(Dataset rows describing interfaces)
--- --- ---

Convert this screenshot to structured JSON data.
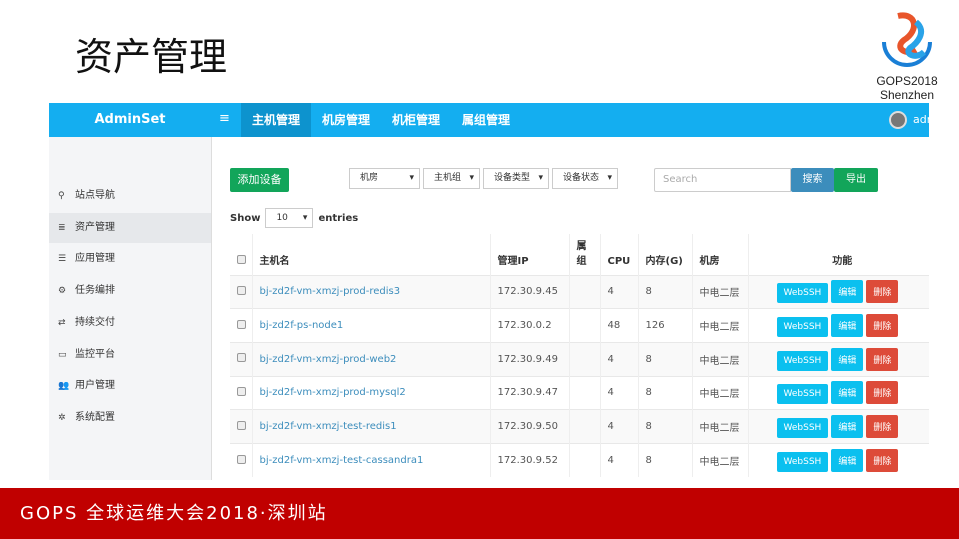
{
  "slide": {
    "title": "资产管理",
    "logo_line1": "GOPS2018",
    "logo_line2": "Shenzhen",
    "footer": "GOPS 全球运维大会2018·深圳站"
  },
  "topbar": {
    "brand": "AdminSet",
    "menu_icon": "≡",
    "nav": [
      "主机管理",
      "机房管理",
      "机柜管理",
      "属组管理"
    ],
    "user": "admin"
  },
  "sidebar": {
    "items": [
      {
        "icon": "⚲",
        "label": "站点导航"
      },
      {
        "icon": "≣",
        "label": "资产管理"
      },
      {
        "icon": "☰",
        "label": "应用管理"
      },
      {
        "icon": "⚙",
        "label": "任务编排"
      },
      {
        "icon": "⇄",
        "label": "持续交付"
      },
      {
        "icon": "▭",
        "label": "监控平台"
      },
      {
        "icon": "👥",
        "label": "用户管理"
      },
      {
        "icon": "✲",
        "label": "系统配置"
      }
    ]
  },
  "toolbar": {
    "add": "添加设备",
    "filters": [
      "机房",
      "主机组",
      "设备类型",
      "设备状态"
    ],
    "search_placeholder": "Search",
    "search_btn": "搜索",
    "export_btn": "导出"
  },
  "length": {
    "show": "Show",
    "value": "10",
    "entries": "entries"
  },
  "table": {
    "headers": [
      "主机名",
      "管理IP",
      "属组",
      "CPU",
      "内存(G)",
      "机房",
      "功能"
    ],
    "actions": [
      "WebSSH",
      "编辑",
      "删除"
    ],
    "rows": [
      [
        "bj-zd2f-vm-xmzj-prod-redis3",
        "172.30.9.45",
        "",
        "4",
        "8",
        "中电二层"
      ],
      [
        "bj-zd2f-ps-node1",
        "172.30.0.2",
        "",
        "48",
        "126",
        "中电二层"
      ],
      [
        "bj-zd2f-vm-xmzj-prod-web2",
        "172.30.9.49",
        "",
        "4",
        "8",
        "中电二层"
      ],
      [
        "bj-zd2f-vm-xmzj-prod-mysql2",
        "172.30.9.47",
        "",
        "4",
        "8",
        "中电二层"
      ],
      [
        "bj-zd2f-vm-xmzj-test-redis1",
        "172.30.9.50",
        "",
        "4",
        "8",
        "中电二层"
      ],
      [
        "bj-zd2f-vm-xmzj-test-cassandra1",
        "172.30.9.52",
        "",
        "4",
        "8",
        "中电二层"
      ]
    ]
  }
}
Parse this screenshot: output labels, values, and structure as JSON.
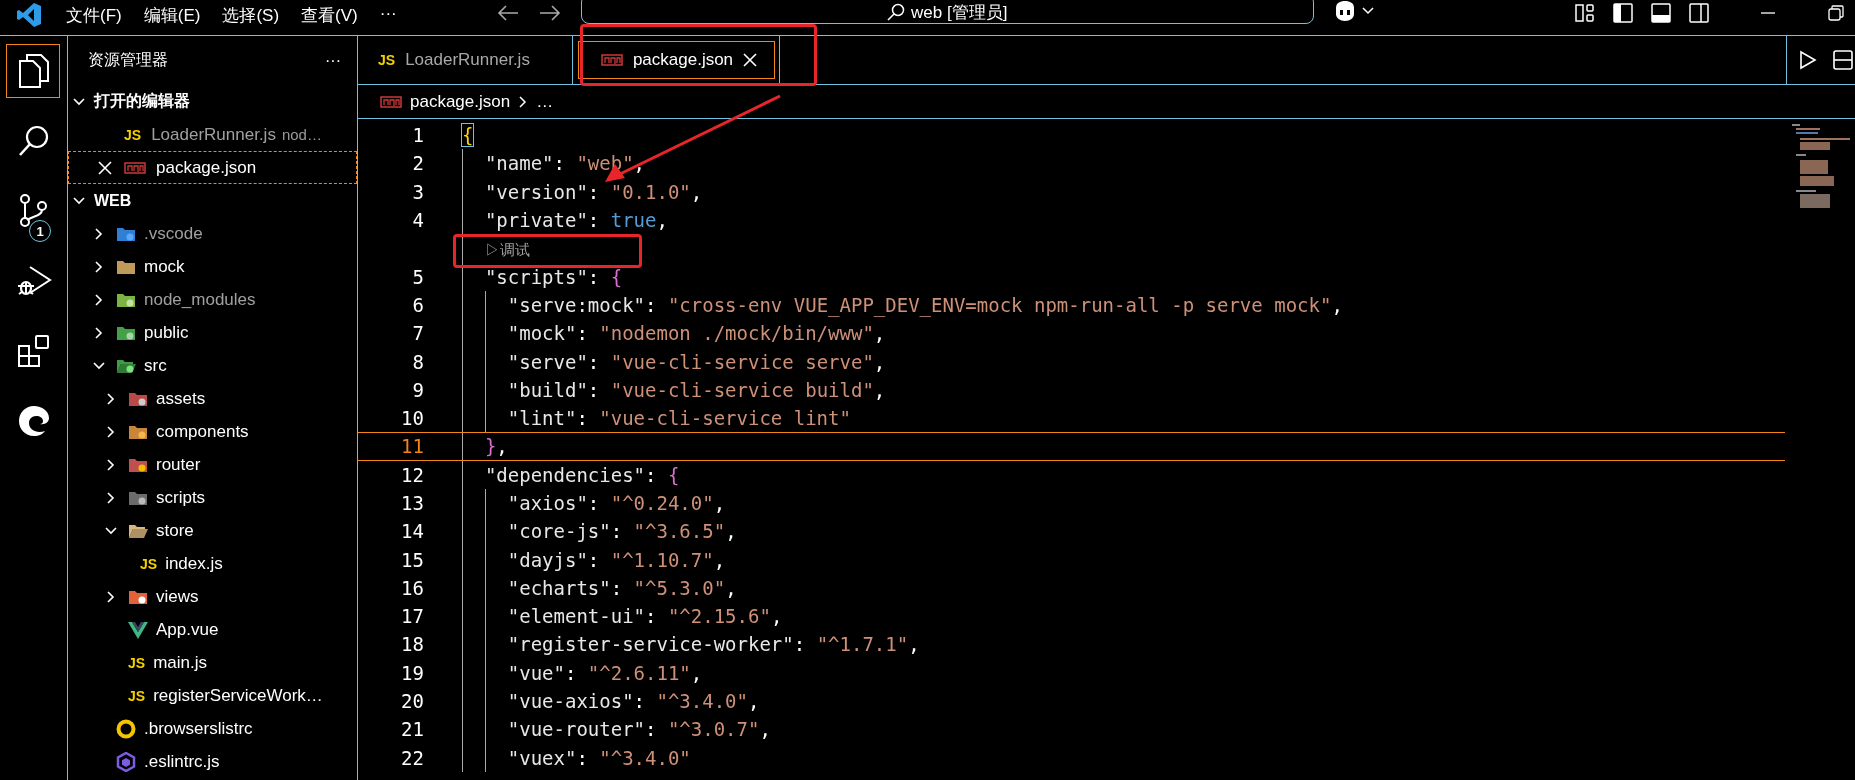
{
  "title_bar": {
    "menus": [
      {
        "label": "文件(F)"
      },
      {
        "label": "编辑(E)"
      },
      {
        "label": "选择(S)"
      },
      {
        "label": "查看(V)"
      }
    ],
    "more": "···",
    "command_center": "web [管理员]"
  },
  "activity_bar": [
    {
      "kind": "explorer",
      "selected": true
    },
    {
      "kind": "search",
      "selected": false
    },
    {
      "kind": "scm",
      "selected": false,
      "badge": "1"
    },
    {
      "kind": "debug",
      "selected": false
    },
    {
      "kind": "extensions",
      "selected": false
    },
    {
      "kind": "browser",
      "selected": false
    }
  ],
  "explorer": {
    "title": "资源管理器",
    "more": "···",
    "open_editors": {
      "title": "打开的编辑器",
      "expanded": true,
      "items": [
        {
          "name": "LoaderRunner.js",
          "description": "nod…",
          "kind": "js",
          "icon_label": "JS",
          "selected": false
        },
        {
          "name": "package.json",
          "kind": "npm",
          "selected": true
        }
      ]
    },
    "folder": {
      "title": "WEB",
      "expanded": true,
      "items": [
        {
          "name": ".vscode",
          "kind": "vscode",
          "expanded": false,
          "dimmed": true
        },
        {
          "name": "mock",
          "kind": "folder",
          "expanded": false,
          "dimmed": false
        },
        {
          "name": "node_modules",
          "kind": "node",
          "expanded": false,
          "dimmed": true
        },
        {
          "name": "public",
          "kind": "public",
          "expanded": false,
          "dimmed": false
        },
        {
          "name": "src",
          "kind": "src",
          "expanded": true,
          "dimmed": false,
          "children": [
            {
              "name": "assets",
              "kind": "assets",
              "expanded": false,
              "dimmed": false
            },
            {
              "name": "components",
              "kind": "components",
              "expanded": false,
              "dimmed": false
            },
            {
              "name": "router",
              "kind": "router",
              "expanded": false,
              "dimmed": false
            },
            {
              "name": "scripts",
              "kind": "scripts",
              "expanded": false,
              "dimmed": false
            },
            {
              "name": "store",
              "kind": "store",
              "expanded": true,
              "dimmed": false,
              "children": [
                {
                  "name": "index.js",
                  "kind": "js",
                  "icon_label": "JS",
                  "dimmed": false
                }
              ]
            },
            {
              "name": "views",
              "kind": "views",
              "expanded": false,
              "dimmed": false
            },
            {
              "name": "App.vue",
              "kind": "vue",
              "dimmed": false
            },
            {
              "name": "main.js",
              "kind": "js",
              "icon_label": "JS",
              "dimmed": false
            },
            {
              "name": "registerServiceWork…",
              "kind": "js",
              "icon_label": "JS",
              "dimmed": false
            }
          ]
        },
        {
          "name": ".browserslistrc",
          "kind": "ring",
          "dimmed": false
        },
        {
          "name": ".eslintrc.js",
          "kind": "hexagon",
          "dimmed": false
        }
      ]
    }
  },
  "editor": {
    "tabs": [
      {
        "label": "LoaderRunner.js",
        "kind": "js",
        "icon_label": "JS",
        "selected": false
      },
      {
        "label": "package.json",
        "kind": "npm",
        "selected": true
      }
    ],
    "breadcrumb": [
      {
        "label": "package.json",
        "kind": "npm"
      },
      {
        "label": "…"
      }
    ],
    "lines": [
      {
        "kind": "code",
        "number": "1",
        "current": false,
        "tokens": [
          {
            "kind": "brace1",
            "text": "{"
          }
        ]
      },
      {
        "kind": "code",
        "number": "2",
        "current": false,
        "tokens": [
          {
            "kind": "key",
            "text": "  \"name\""
          },
          {
            "kind": "punct",
            "text": ": "
          },
          {
            "kind": "string",
            "text": "\"web\""
          },
          {
            "kind": "punct",
            "text": ","
          }
        ]
      },
      {
        "kind": "code",
        "number": "3",
        "current": false,
        "tokens": [
          {
            "kind": "key",
            "text": "  \"version\""
          },
          {
            "kind": "punct",
            "text": ": "
          },
          {
            "kind": "string",
            "text": "\"0.1.0\""
          },
          {
            "kind": "punct",
            "text": ","
          }
        ]
      },
      {
        "kind": "code",
        "number": "4",
        "current": false,
        "tokens": [
          {
            "kind": "key",
            "text": "  \"private\""
          },
          {
            "kind": "punct",
            "text": ": "
          },
          {
            "kind": "bool",
            "text": "true"
          },
          {
            "kind": "punct",
            "text": ","
          }
        ]
      },
      {
        "kind": "codelens",
        "tokens": [
          {
            "kind": "lens",
            "text": "▷调试"
          }
        ]
      },
      {
        "kind": "code",
        "number": "5",
        "current": false,
        "tokens": [
          {
            "kind": "key",
            "text": "  \"scripts\""
          },
          {
            "kind": "punct",
            "text": ": "
          },
          {
            "kind": "brace2",
            "text": "{"
          }
        ]
      },
      {
        "kind": "code",
        "number": "6",
        "current": false,
        "tokens": [
          {
            "kind": "key",
            "text": "    \"serve:mock\""
          },
          {
            "kind": "punct",
            "text": ": "
          },
          {
            "kind": "string",
            "text": "\"cross-env VUE_APP_DEV_ENV=mock npm-run-all -p serve mock\""
          },
          {
            "kind": "punct",
            "text": ","
          }
        ]
      },
      {
        "kind": "code",
        "number": "7",
        "current": false,
        "tokens": [
          {
            "kind": "key",
            "text": "    \"mock\""
          },
          {
            "kind": "punct",
            "text": ": "
          },
          {
            "kind": "string",
            "text": "\"nodemon ./mock/bin/www\""
          },
          {
            "kind": "punct",
            "text": ","
          }
        ]
      },
      {
        "kind": "code",
        "number": "8",
        "current": false,
        "tokens": [
          {
            "kind": "key",
            "text": "    \"serve\""
          },
          {
            "kind": "punct",
            "text": ": "
          },
          {
            "kind": "string",
            "text": "\"vue-cli-service serve\""
          },
          {
            "kind": "punct",
            "text": ","
          }
        ]
      },
      {
        "kind": "code",
        "number": "9",
        "current": false,
        "tokens": [
          {
            "kind": "key",
            "text": "    \"build\""
          },
          {
            "kind": "punct",
            "text": ": "
          },
          {
            "kind": "string",
            "text": "\"vue-cli-service build\""
          },
          {
            "kind": "punct",
            "text": ","
          }
        ]
      },
      {
        "kind": "code",
        "number": "10",
        "current": false,
        "tokens": [
          {
            "kind": "key",
            "text": "    \"lint\""
          },
          {
            "kind": "punct",
            "text": ": "
          },
          {
            "kind": "string",
            "text": "\"vue-cli-service lint\""
          }
        ]
      },
      {
        "kind": "code",
        "number": "11",
        "current": true,
        "tokens": [
          {
            "kind": "brace2",
            "text": "  }"
          },
          {
            "kind": "punct",
            "text": ","
          }
        ]
      },
      {
        "kind": "code",
        "number": "12",
        "current": false,
        "tokens": [
          {
            "kind": "key",
            "text": "  \"dependencies\""
          },
          {
            "kind": "punct",
            "text": ": "
          },
          {
            "kind": "brace2",
            "text": "{"
          }
        ]
      },
      {
        "kind": "code",
        "number": "13",
        "current": false,
        "tokens": [
          {
            "kind": "key",
            "text": "    \"axios\""
          },
          {
            "kind": "punct",
            "text": ": "
          },
          {
            "kind": "string",
            "text": "\"^0.24.0\""
          },
          {
            "kind": "punct",
            "text": ","
          }
        ]
      },
      {
        "kind": "code",
        "number": "14",
        "current": false,
        "tokens": [
          {
            "kind": "key",
            "text": "    \"core-js\""
          },
          {
            "kind": "punct",
            "text": ": "
          },
          {
            "kind": "string",
            "text": "\"^3.6.5\""
          },
          {
            "kind": "punct",
            "text": ","
          }
        ]
      },
      {
        "kind": "code",
        "number": "15",
        "current": false,
        "tokens": [
          {
            "kind": "key",
            "text": "    \"dayjs\""
          },
          {
            "kind": "punct",
            "text": ": "
          },
          {
            "kind": "string",
            "text": "\"^1.10.7\""
          },
          {
            "kind": "punct",
            "text": ","
          }
        ]
      },
      {
        "kind": "code",
        "number": "16",
        "current": false,
        "tokens": [
          {
            "kind": "key",
            "text": "    \"echarts\""
          },
          {
            "kind": "punct",
            "text": ": "
          },
          {
            "kind": "string",
            "text": "\"^5.3.0\""
          },
          {
            "kind": "punct",
            "text": ","
          }
        ]
      },
      {
        "kind": "code",
        "number": "17",
        "current": false,
        "tokens": [
          {
            "kind": "key",
            "text": "    \"element-ui\""
          },
          {
            "kind": "punct",
            "text": ": "
          },
          {
            "kind": "string",
            "text": "\"^2.15.6\""
          },
          {
            "kind": "punct",
            "text": ","
          }
        ]
      },
      {
        "kind": "code",
        "number": "18",
        "current": false,
        "tokens": [
          {
            "kind": "key",
            "text": "    \"register-service-worker\""
          },
          {
            "kind": "punct",
            "text": ": "
          },
          {
            "kind": "string",
            "text": "\"^1.7.1\""
          },
          {
            "kind": "punct",
            "text": ","
          }
        ]
      },
      {
        "kind": "code",
        "number": "19",
        "current": false,
        "tokens": [
          {
            "kind": "key",
            "text": "    \"vue\""
          },
          {
            "kind": "punct",
            "text": ": "
          },
          {
            "kind": "string",
            "text": "\"^2.6.11\""
          },
          {
            "kind": "punct",
            "text": ","
          }
        ]
      },
      {
        "kind": "code",
        "number": "20",
        "current": false,
        "tokens": [
          {
            "kind": "key",
            "text": "    \"vue-axios\""
          },
          {
            "kind": "punct",
            "text": ": "
          },
          {
            "kind": "string",
            "text": "\"^3.4.0\""
          },
          {
            "kind": "punct",
            "text": ","
          }
        ]
      },
      {
        "kind": "code",
        "number": "21",
        "current": false,
        "tokens": [
          {
            "kind": "key",
            "text": "    \"vue-router\""
          },
          {
            "kind": "punct",
            "text": ": "
          },
          {
            "kind": "string",
            "text": "\"^3.0.7\""
          },
          {
            "kind": "punct",
            "text": ","
          }
        ]
      },
      {
        "kind": "code",
        "number": "22",
        "current": false,
        "tokens": [
          {
            "kind": "key",
            "text": "    \"vuex\""
          },
          {
            "kind": "punct",
            "text": ": "
          },
          {
            "kind": "string",
            "text": "\"^3.4.0\""
          }
        ]
      }
    ]
  }
}
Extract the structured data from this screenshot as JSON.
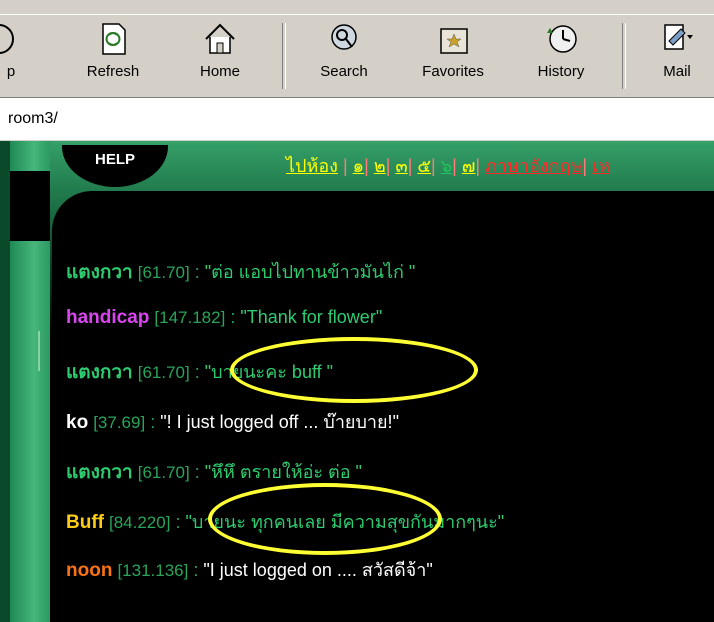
{
  "toolbar": {
    "buttons": [
      {
        "label": "p",
        "icon": "stop-icon"
      },
      {
        "label": "Refresh",
        "icon": "refresh-icon"
      },
      {
        "label": "Home",
        "icon": "home-icon"
      },
      {
        "label": "Search",
        "icon": "search-icon"
      },
      {
        "label": "Favorites",
        "icon": "favorites-icon"
      },
      {
        "label": "History",
        "icon": "history-icon"
      },
      {
        "label": "Mail",
        "icon": "mail-icon"
      }
    ]
  },
  "address": {
    "value": "room3/"
  },
  "page": {
    "help_label": "HELP",
    "room_nav": {
      "prefix": "ไปห้อง",
      "rooms": [
        "๑",
        "๒",
        "๓",
        "๕",
        "๖",
        "๗",
        "ภาษาอังกฤษ",
        "เห"
      ]
    },
    "messages": [
      {
        "nick": "แตงกวา",
        "nick_color": "#2ecc71",
        "ip": "[61.70]",
        "text": "\"ต่อ แอบไปทานข้าวมันไก่ \"",
        "text_color": "#2ecc71"
      },
      {
        "nick": "handicap",
        "nick_color": "#d946ef",
        "ip": "[147.182]",
        "text": "\"Thank for flower\"",
        "text_color": "#2ecc71"
      },
      {
        "nick": "แตงกวา",
        "nick_color": "#2ecc71",
        "ip": "[61.70]",
        "text": "\"บายนะคะ buff \"",
        "text_color": "#2ecc71"
      },
      {
        "nick": "ko",
        "nick_color": "#ffffff",
        "ip": "[37.69]",
        "text": "\"! I just logged off ... บ๊ายบาย!\"",
        "text_color": "#ffffff"
      },
      {
        "nick": "แตงกวา",
        "nick_color": "#2ecc71",
        "ip": "[61.70]",
        "text": "\"หึหึ ตรายให้อ่ะ ต่อ \"",
        "text_color": "#2ecc71"
      },
      {
        "nick": "Buff",
        "nick_color": "#facc15",
        "ip": "[84.220]",
        "text": "\"บายนะ ทุกคนเลย มีความสุขกันมากๆนะ\"",
        "text_color": "#2ecc71"
      },
      {
        "nick": "noon",
        "nick_color": "#f97316",
        "ip": "[131.136]",
        "text": "\"I just logged on .... สวัสดีจ้า\"",
        "text_color": "#ffffff"
      }
    ]
  },
  "colors": {
    "highlight_ring": "#ffff33"
  }
}
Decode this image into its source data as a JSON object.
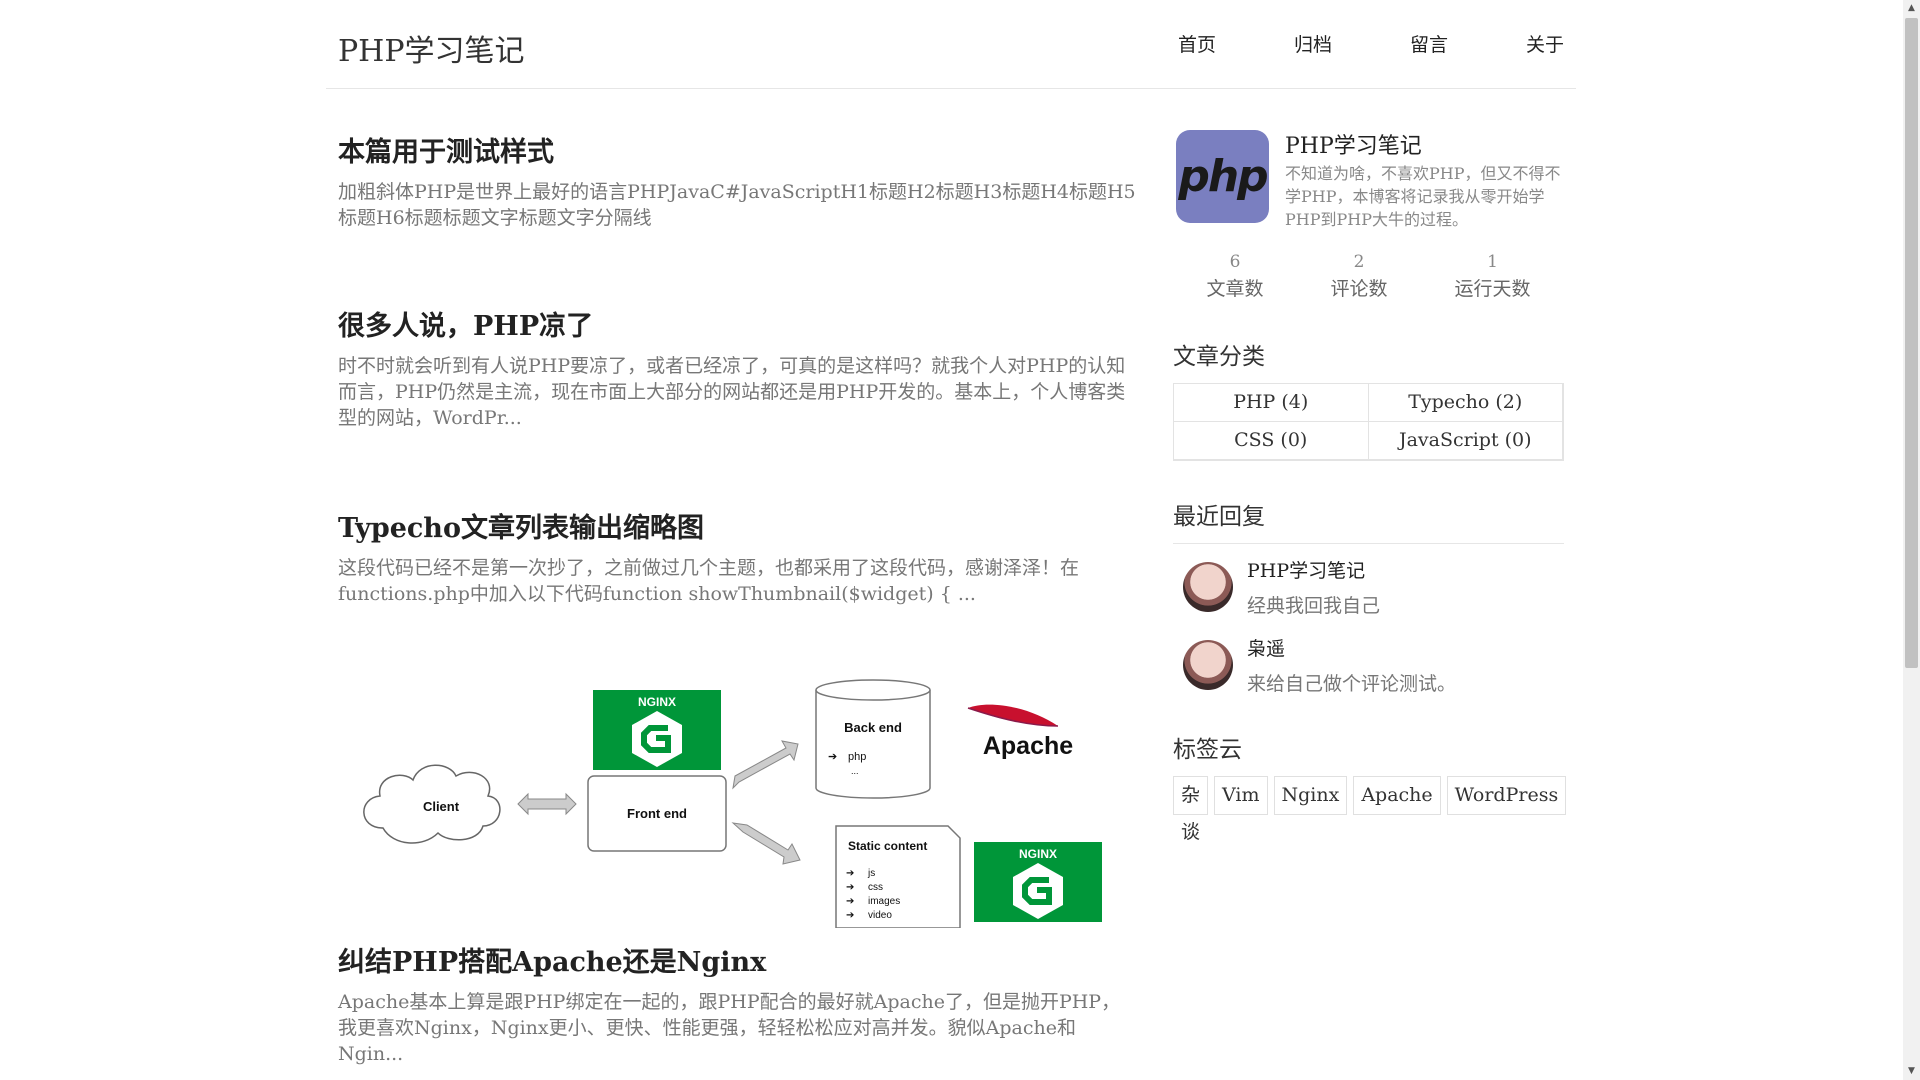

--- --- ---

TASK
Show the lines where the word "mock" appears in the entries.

COMPLETED EXERCISE
          "name": "mock",
            "text": "    \"serve:mock\""
            "text": "\"cross-env VUE_APP_DEV_ENV=mock npm-run-all -p serve mock\""
            "text": "    \"mock\""
            "text": "\"nodemon ./mock/bin/www\""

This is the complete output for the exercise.